Pick out the lines in the listing below that contain the word "JSON" and copy them.
▬▬▬
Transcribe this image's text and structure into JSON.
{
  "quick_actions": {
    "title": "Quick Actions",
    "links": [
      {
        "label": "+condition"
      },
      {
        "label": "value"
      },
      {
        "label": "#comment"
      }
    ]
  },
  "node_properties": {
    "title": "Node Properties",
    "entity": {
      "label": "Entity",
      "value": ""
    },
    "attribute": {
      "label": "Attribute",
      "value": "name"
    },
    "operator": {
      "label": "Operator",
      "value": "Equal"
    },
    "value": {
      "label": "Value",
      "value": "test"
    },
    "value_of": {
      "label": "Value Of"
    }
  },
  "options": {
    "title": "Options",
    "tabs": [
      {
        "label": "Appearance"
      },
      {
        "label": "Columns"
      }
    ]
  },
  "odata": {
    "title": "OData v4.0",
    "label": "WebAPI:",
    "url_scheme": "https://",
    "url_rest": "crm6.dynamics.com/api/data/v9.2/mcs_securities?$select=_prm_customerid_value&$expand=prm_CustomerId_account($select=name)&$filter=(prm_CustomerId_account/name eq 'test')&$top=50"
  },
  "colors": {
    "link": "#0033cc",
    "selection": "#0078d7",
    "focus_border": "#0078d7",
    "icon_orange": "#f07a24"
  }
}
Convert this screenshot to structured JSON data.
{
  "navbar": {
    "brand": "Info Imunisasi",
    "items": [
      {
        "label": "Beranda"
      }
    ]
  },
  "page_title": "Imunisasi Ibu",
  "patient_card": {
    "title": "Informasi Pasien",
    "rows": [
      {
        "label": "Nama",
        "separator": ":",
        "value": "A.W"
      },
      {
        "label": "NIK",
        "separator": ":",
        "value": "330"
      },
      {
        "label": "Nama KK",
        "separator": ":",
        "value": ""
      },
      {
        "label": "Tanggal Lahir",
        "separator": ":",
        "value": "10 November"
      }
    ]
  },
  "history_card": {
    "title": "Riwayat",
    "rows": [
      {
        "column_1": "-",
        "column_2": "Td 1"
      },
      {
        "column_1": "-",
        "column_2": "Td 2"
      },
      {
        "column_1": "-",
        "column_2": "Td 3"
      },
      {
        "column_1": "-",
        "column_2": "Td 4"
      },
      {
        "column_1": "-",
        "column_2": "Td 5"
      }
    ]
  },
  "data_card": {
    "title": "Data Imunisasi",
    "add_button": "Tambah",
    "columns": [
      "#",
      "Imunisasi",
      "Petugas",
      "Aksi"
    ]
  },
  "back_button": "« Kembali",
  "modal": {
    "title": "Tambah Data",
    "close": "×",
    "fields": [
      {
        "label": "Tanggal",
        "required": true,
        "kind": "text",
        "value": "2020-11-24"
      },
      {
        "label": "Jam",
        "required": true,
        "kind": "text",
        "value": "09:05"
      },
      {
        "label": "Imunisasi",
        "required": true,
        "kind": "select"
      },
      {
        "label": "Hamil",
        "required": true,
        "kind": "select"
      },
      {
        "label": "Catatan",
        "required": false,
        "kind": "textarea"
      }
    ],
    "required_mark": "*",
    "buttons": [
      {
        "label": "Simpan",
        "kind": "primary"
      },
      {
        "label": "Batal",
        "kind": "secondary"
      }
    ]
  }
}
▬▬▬
**Response for this exercise**
Transcribe this image's text and structure into JSON.
Convert this screenshot to structured JSON data.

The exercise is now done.